Rep. Matt Gaetz (R-FL) (Photo: Gage Skidmore)​

A new article featuring Reps. Matt Gaetz (R-Fla.) and Marjorie Taylor Greene (R-Ga.) initially sought to shed light on the "MAGAWorld" and how its top influencers are rising to power. However, it also uncovered something less favorable about the Republican lawmakers.

The report included a reference to former President Donald Trump's autographed message to Gaetz. Ironically, the former president signed it on top of a report about the child sex trafficking case Gaetz is currently up against.

"In a glass display case, there’s a handwritten note from President Trump, scribbled in Sharpie on an article about Gaetz defending himself against a federal sex-trafficking probe involving the transportation of a 17-year-old across state lines. 'Matt, This is Great,” Trump wrote. 'Keep fighting – You will WIN!'”

The initial report, which was published by TIME magazine, was considered to be a "joint profile" of both lawmakers and their influence on the Trump-inspired faction of the Republican Party.

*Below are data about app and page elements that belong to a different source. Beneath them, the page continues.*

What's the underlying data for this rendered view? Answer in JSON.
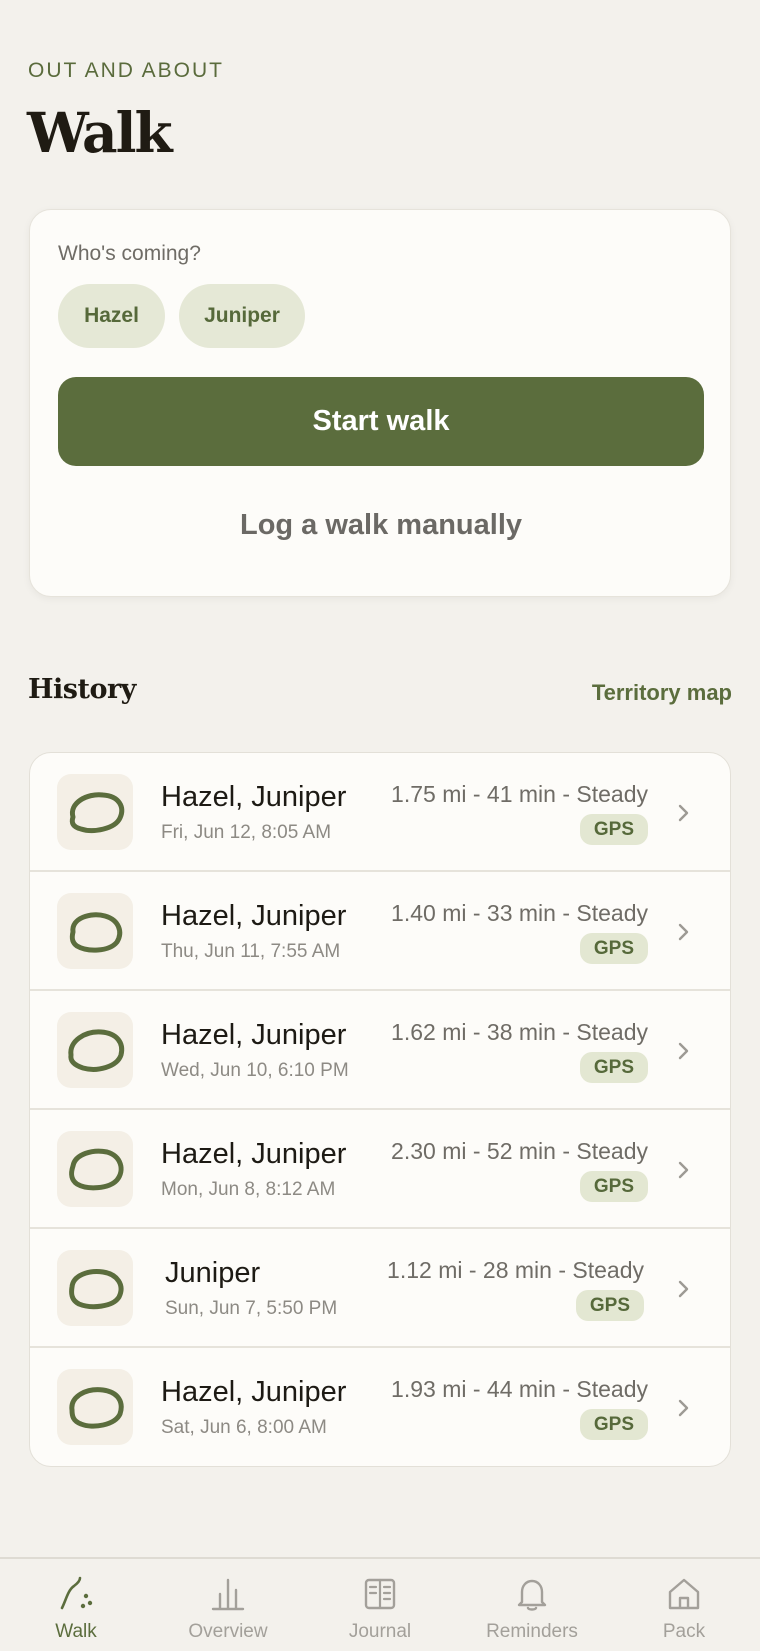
{
  "header": {
    "eyebrow": "OUT AND ABOUT",
    "title": "Walk"
  },
  "start_card": {
    "who_label": "Who's coming?",
    "companions": [
      "Hazel",
      "Juniper"
    ],
    "start_label": "Start walk",
    "manual_label": "Log a walk manually"
  },
  "history": {
    "title": "History",
    "map_link": "Territory map",
    "walks": [
      {
        "names": "Hazel, Juniper",
        "datetime": "Fri, Jun 12, 8:05 AM",
        "stats": "1.75 mi - 41 min - Steady",
        "badge": "GPS"
      },
      {
        "names": "Hazel, Juniper",
        "datetime": "Thu, Jun 11, 7:55 AM",
        "stats": "1.40 mi - 33 min - Steady",
        "badge": "GPS"
      },
      {
        "names": "Hazel, Juniper",
        "datetime": "Wed, Jun 10, 6:10 PM",
        "stats": "1.62 mi - 38 min - Steady",
        "badge": "GPS"
      },
      {
        "names": "Hazel, Juniper",
        "datetime": "Mon, Jun 8, 8:12 AM",
        "stats": "2.30 mi - 52 min - Steady",
        "badge": "GPS"
      },
      {
        "names": "Juniper",
        "datetime": "Sun, Jun 7, 5:50 PM",
        "stats": "1.12 mi - 28 min - Steady",
        "badge": "GPS"
      },
      {
        "names": "Hazel, Juniper",
        "datetime": "Sat, Jun 6, 8:00 AM",
        "stats": "1.93 mi - 44 min - Steady",
        "badge": "GPS"
      }
    ]
  },
  "tabbar": {
    "tabs": [
      {
        "label": "Walk",
        "icon": "walk-path-icon",
        "active": true
      },
      {
        "label": "Overview",
        "icon": "bar-chart-icon",
        "active": false
      },
      {
        "label": "Journal",
        "icon": "book-icon",
        "active": false
      },
      {
        "label": "Reminders",
        "icon": "bell-icon",
        "active": false
      },
      {
        "label": "Pack",
        "icon": "house-icon",
        "active": false
      }
    ]
  },
  "colors": {
    "accent": "#5b6d3d",
    "background": "#f3f1ec",
    "card": "#fdfcf9",
    "chip": "#e5e8d6"
  }
}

"Gaetz and Greene are the ringleaders of the GOP’s most hard-core, pro-Trump congressional faction, TIME's Molly Ball wrote. "The MAGA Squad, as you might call them, is not a formal caucus, but its numbers are growing—despite the impending departure of one prominent member, Rep. Madison Cawthorn, who lost his North Carolina primary after scandals ranging from insider-trading allegations to lewd videos."

As midterm elections approach, Trump-aligned candidates are hoping to gain political traction to push the former president's political agenda; one that consists of ridding the party of those whom Trump describes as "RINOS," Republicans in name only.

Ball added, "MAGA Squad has been cannily building leverage and clout in the halls of Congress. Now, with the primary season in full swing across the country, they’re looking to pad their numbers, recruiting like-minded firebrands in red districts, endorsing and campaigning for fellow insurgents in intra-party contests, and even, in some cases, campaigning against their own colleagues."